Exercise details: Those lines of the data that hold the word "netcup" are to be copied out.

[[ Data, beginning ]]

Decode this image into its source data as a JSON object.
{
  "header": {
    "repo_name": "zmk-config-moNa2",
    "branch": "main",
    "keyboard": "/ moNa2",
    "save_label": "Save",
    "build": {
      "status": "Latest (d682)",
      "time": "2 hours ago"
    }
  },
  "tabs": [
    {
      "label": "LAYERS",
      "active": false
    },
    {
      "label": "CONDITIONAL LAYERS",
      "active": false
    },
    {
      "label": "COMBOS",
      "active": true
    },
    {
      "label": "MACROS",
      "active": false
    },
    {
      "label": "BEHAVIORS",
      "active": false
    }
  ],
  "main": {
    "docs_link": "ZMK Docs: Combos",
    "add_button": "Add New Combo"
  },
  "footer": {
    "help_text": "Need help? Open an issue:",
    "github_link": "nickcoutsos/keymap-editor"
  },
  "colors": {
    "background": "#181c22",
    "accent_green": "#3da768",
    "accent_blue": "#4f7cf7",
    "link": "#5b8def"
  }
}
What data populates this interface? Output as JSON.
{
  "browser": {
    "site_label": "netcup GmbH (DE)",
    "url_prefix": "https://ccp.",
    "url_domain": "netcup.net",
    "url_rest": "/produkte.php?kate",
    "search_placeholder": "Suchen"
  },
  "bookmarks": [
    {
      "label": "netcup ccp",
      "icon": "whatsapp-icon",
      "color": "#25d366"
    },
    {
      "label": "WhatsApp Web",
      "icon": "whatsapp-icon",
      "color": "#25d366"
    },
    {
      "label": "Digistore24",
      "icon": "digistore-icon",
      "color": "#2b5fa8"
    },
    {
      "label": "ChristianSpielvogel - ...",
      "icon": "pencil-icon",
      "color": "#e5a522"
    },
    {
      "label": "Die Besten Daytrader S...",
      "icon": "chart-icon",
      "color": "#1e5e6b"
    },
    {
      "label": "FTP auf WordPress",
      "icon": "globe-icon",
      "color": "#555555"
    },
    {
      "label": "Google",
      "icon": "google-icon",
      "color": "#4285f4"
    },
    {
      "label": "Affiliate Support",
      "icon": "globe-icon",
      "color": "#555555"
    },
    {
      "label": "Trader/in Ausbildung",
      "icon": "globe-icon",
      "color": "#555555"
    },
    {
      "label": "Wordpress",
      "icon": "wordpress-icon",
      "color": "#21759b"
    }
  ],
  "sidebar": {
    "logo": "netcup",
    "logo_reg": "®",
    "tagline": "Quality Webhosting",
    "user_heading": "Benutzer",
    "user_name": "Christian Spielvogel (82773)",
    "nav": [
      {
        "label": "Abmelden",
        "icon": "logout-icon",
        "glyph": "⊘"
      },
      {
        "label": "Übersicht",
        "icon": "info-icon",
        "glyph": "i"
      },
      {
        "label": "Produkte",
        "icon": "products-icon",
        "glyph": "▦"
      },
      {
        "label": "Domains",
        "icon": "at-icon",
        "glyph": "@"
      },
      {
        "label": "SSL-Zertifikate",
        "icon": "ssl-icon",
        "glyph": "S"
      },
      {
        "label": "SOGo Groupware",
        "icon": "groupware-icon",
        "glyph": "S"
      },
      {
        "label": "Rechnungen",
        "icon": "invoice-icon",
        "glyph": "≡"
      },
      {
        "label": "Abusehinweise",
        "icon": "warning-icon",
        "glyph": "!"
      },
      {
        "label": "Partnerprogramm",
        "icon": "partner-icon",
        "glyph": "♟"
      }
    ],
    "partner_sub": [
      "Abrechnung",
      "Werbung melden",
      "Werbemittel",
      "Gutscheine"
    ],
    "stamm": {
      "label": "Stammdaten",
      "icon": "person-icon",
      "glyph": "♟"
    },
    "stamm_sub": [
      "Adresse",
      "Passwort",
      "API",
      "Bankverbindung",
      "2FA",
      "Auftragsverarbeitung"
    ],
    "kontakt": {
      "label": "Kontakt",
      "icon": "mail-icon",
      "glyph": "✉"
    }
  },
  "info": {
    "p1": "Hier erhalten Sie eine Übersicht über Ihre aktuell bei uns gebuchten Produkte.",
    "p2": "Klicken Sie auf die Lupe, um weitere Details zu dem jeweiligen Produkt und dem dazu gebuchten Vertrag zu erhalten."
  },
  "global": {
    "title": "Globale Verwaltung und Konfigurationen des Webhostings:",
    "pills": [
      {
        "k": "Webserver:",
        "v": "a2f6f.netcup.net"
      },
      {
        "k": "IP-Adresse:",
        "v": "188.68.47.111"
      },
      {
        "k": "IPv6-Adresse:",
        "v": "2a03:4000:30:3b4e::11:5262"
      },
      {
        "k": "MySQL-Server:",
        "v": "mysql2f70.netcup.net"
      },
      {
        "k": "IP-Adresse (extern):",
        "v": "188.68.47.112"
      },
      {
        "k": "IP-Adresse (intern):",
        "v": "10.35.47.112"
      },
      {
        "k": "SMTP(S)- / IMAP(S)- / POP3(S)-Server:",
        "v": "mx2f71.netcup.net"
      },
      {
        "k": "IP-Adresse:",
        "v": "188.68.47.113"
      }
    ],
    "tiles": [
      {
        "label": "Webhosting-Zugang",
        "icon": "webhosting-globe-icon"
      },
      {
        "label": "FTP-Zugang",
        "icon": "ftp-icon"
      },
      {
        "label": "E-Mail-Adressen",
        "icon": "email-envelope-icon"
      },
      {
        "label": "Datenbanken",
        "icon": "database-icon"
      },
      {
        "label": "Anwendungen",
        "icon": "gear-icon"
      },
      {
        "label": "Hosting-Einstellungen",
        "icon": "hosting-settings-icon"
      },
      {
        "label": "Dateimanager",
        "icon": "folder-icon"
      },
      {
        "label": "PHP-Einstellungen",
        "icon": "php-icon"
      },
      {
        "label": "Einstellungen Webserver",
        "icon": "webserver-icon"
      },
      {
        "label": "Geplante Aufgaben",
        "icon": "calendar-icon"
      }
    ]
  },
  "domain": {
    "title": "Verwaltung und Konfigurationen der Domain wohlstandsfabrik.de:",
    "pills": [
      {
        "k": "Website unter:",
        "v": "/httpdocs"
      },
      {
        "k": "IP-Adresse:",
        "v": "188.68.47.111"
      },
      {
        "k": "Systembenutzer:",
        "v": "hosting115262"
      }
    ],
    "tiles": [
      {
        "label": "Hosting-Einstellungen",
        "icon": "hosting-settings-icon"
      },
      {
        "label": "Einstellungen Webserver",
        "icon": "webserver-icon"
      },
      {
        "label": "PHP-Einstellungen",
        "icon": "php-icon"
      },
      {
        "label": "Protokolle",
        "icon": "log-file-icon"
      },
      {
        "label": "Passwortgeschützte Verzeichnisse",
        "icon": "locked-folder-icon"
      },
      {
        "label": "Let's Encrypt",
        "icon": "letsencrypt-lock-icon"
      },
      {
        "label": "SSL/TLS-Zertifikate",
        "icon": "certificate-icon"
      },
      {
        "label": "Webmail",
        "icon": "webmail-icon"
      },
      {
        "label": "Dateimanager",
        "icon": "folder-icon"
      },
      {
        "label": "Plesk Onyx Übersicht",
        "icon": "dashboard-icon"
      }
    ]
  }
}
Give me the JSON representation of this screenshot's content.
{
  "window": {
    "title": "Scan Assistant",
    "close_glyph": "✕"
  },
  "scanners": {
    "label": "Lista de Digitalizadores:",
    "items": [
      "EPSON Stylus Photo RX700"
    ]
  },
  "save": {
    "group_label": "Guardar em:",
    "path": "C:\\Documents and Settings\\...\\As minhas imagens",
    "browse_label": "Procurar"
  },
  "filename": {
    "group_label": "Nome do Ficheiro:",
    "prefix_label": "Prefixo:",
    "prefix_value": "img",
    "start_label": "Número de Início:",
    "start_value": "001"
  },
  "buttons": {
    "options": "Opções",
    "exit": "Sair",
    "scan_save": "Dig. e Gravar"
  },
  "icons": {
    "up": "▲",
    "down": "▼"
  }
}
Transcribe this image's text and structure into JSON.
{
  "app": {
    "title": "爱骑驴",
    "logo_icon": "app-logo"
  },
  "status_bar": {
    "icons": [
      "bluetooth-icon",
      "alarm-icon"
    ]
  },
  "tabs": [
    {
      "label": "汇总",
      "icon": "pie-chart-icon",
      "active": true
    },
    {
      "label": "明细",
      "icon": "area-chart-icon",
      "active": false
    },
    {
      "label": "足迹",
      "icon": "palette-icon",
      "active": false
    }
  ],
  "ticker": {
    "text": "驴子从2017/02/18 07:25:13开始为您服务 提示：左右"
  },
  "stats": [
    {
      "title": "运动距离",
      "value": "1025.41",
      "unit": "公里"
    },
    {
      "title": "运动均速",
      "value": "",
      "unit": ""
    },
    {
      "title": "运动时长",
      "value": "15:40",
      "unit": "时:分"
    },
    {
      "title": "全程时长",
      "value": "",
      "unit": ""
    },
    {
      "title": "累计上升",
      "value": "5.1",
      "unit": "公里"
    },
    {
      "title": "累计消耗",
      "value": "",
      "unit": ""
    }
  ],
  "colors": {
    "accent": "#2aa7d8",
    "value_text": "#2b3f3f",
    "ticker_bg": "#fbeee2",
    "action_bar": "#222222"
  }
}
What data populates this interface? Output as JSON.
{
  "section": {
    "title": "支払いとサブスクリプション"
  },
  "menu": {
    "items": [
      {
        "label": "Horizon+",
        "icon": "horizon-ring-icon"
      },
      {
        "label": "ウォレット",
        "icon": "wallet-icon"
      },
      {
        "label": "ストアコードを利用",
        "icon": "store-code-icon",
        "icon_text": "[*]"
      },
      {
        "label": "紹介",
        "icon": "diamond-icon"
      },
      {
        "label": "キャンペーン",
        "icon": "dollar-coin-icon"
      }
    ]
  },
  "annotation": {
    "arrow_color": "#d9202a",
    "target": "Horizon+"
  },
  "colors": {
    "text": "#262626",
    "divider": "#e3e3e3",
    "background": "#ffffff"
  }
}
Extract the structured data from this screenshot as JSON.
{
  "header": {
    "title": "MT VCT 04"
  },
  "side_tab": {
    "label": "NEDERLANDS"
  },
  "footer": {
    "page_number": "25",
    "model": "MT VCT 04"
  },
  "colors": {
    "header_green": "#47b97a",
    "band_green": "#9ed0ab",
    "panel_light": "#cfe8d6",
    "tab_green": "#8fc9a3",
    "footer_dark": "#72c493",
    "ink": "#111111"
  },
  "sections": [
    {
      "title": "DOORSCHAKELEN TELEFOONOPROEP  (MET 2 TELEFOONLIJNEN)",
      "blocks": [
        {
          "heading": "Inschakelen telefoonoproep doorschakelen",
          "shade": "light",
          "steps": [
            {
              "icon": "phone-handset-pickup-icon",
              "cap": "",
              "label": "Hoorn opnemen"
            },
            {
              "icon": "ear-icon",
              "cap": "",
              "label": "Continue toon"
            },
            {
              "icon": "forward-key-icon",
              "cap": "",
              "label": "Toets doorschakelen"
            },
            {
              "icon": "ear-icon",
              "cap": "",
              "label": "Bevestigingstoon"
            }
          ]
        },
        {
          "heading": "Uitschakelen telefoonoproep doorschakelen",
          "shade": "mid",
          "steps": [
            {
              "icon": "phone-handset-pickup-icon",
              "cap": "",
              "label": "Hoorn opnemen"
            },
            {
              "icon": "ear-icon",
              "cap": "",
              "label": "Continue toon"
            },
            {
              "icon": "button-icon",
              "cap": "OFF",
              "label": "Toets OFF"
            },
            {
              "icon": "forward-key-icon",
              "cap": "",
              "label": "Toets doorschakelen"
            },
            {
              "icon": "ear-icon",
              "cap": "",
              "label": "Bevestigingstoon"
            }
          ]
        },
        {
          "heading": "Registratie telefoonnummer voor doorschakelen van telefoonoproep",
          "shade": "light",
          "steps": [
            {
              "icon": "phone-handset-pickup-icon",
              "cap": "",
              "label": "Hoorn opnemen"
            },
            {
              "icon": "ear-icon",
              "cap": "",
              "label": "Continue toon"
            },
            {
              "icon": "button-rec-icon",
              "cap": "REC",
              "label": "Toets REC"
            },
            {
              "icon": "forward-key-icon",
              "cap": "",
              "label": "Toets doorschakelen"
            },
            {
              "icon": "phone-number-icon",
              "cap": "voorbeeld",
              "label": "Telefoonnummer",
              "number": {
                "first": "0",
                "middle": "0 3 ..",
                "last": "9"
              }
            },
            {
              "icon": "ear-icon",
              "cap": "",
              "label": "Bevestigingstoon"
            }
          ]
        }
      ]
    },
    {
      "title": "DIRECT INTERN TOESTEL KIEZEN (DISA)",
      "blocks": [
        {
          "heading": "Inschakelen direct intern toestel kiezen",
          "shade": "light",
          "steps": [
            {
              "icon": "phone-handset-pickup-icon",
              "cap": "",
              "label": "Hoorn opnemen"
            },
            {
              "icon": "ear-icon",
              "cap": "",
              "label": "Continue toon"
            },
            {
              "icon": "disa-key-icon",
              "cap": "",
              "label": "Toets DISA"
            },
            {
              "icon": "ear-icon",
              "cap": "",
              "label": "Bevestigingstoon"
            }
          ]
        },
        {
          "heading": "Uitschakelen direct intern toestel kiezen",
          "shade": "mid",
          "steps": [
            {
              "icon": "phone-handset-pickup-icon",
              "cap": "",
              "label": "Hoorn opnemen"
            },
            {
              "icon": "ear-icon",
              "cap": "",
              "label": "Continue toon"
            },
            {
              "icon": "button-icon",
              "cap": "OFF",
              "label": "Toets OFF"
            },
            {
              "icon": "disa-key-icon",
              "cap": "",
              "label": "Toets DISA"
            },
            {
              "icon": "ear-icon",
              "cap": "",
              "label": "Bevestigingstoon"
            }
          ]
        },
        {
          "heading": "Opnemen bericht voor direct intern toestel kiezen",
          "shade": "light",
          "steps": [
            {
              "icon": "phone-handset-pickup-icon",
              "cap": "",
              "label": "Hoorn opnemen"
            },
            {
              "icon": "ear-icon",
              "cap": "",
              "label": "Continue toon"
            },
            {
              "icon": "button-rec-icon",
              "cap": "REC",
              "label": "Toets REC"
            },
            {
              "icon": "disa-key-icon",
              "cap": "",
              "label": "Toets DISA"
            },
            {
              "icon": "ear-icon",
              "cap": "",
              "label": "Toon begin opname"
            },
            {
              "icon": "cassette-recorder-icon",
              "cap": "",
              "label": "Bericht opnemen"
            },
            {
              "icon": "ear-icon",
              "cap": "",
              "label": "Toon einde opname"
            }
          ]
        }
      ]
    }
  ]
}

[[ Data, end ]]

Reply to the exercise:
    "site_label": "netcup GmbH (DE)",
    "url_domain": "netcup.net",
      "label": "netcup ccp",
    "logo": "netcup",
        "v": "a2f6f.netcup.net"
        "v": "mysql2f70.netcup.net"
        "v": "mx2f71.netcup.net"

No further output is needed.